Are you looking to purchase your first home?
Here are 9 steps to take to help you decide whether you're ready to make the move:
1. Check the selling prices of comparable homes in your desired area. Do a quick search of actual MLS listings in the area where you would like to live so you have an idea of what you can get for your money.
HOME BUYER FAQ: How much money will I need to buy a home?
Answer: It depends on several of factors, such as the price of the home, the type of mortgage you get, and what seller concessions are negotiated in your purchase agreement. In general, you will need to have enough money to cover the cost of (1) earnest money, (2) down payment, and (3) closing costs (the seller can pay all or most of your closing costs, depending on the loan).
Before you start looking for a home to buy, you need to consider the neighborhood. There's no point in falling in love with a home in an area that does not suit your lifestyle. If you realize after you move that the neighborhood's not for you, it's too late.
There are so many things to consider when you're searching for the perfect neighborhood. Safety, amenities, schools, your commute to work, do you need a car, just to name a few. Where do you start? Here are some essentials you shouldn't overlook when searching for a neighborhood where you will be happy living.
Housing inventory in Chicago and the Chicagoland suburbs remains low, making our local residential real estate market a seller’s market. Well-priced homes in desirable locations are selling quickly, and in some instances, receiving multiple offers.
In this climate, making a stronger offer than other buyers will make all the difference. Your agent will guide you through the process and help you create the strongest possible offer within your comfort zone and affordability limits.
According to a recent Bloomberg report, millennials want to own their own homes, and in increasing numbers would like to live in the suburbs. They’re getting married and having children later than their parents did, but they are starting to “cross barriers typically associated with buying,” Bloomberg reports.
Approximately one-third of home purchases are made by millennials who are making the leap from renting to owning their own home.
For many potential home buyers, understanding credit can be a confusing puzzle to solve. We'll try to help you put the puzzle together from the perspective of getting approved for a home mortgage.
Learn about the significant changes made by Fannie Mae to help people burdened with student debt qualify for home loans. Many first-time home buyers will be affected by these changes.

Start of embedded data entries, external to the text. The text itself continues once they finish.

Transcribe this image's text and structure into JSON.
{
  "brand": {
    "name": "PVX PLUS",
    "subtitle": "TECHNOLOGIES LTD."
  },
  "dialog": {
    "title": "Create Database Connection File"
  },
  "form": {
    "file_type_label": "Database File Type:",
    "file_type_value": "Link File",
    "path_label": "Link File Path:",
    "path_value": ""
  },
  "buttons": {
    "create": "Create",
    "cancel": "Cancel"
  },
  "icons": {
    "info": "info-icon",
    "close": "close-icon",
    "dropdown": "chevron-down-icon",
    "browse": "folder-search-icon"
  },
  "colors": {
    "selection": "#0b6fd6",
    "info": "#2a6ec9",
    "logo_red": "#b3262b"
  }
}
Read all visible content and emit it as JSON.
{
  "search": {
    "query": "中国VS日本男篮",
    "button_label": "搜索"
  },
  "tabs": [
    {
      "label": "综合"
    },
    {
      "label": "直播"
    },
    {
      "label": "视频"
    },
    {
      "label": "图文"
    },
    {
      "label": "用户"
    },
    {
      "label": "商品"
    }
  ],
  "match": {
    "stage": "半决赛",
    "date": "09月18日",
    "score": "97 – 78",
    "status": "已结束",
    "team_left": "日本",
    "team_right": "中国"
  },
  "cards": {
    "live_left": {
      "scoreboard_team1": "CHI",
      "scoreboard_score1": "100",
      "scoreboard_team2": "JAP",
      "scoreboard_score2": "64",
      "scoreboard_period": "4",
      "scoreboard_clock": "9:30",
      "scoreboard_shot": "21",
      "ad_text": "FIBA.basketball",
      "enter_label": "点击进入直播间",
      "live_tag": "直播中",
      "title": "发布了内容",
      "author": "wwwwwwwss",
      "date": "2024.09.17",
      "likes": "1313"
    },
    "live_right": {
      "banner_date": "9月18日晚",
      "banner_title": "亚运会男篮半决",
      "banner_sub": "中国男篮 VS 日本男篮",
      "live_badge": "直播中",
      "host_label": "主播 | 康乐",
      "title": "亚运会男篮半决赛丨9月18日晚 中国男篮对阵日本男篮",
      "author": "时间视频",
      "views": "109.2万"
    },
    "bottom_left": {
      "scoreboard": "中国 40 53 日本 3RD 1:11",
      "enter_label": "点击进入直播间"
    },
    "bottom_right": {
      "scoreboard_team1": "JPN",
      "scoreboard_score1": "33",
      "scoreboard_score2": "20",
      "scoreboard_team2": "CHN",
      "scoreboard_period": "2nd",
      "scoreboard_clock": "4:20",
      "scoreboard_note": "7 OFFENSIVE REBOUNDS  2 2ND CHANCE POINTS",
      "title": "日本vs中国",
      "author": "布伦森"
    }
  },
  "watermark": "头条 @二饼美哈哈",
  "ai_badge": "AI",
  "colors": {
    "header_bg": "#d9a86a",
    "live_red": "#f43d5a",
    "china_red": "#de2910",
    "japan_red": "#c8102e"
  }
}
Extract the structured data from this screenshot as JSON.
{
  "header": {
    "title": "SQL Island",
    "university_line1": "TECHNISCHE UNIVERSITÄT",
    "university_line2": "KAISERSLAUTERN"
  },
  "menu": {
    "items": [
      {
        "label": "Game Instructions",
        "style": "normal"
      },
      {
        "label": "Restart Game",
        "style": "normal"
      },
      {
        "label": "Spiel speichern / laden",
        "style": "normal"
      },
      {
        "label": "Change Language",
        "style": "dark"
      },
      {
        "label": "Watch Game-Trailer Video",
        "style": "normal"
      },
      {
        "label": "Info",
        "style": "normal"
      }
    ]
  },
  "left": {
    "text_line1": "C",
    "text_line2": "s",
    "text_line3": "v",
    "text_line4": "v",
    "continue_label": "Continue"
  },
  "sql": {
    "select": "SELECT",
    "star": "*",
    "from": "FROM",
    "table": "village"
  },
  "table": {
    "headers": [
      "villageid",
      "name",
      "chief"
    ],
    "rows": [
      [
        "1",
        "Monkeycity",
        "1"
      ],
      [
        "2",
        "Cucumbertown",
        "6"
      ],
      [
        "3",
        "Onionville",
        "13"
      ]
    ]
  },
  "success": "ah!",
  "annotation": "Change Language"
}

If you have been turned down for a home loan in the past because your debt-to-income ratio was too high, Fannie Mae just announced it has raised the DTI ratio from 45% to 50%. If you can document that someone else is making your student loan payments, say your parents or your employer, Fannie Mae will no longer count it toward your DTI.
Purchasing your first home is a major life — and financial — milestone. After weeks or months of going through the search process and tempering your expectations to market realities, you get to sign on the dotted line and, at long last, join the ranks of homeowners.
But before you do, it’s important to keep in mind all of the changes that come along with homeownership. Owning a home involves a lot more than sending your monthly payment to a different address. There are a few more considerations to make before taking the plunge.
Whether your home is a house, condominium, cooperative apartment, mobile home, houseboat, or house trailer that contains sleeping space and toilet and cooking facilities, there are things you should know about home ownership and how it affects your taxes.
Things like how you treat items such as settlement and closing costs, real estate taxes, sales taxes, home mortgage interest, and repairs. There are items related to buying, selling, moving, and owning a home that you can and cannot deduct on your tax return.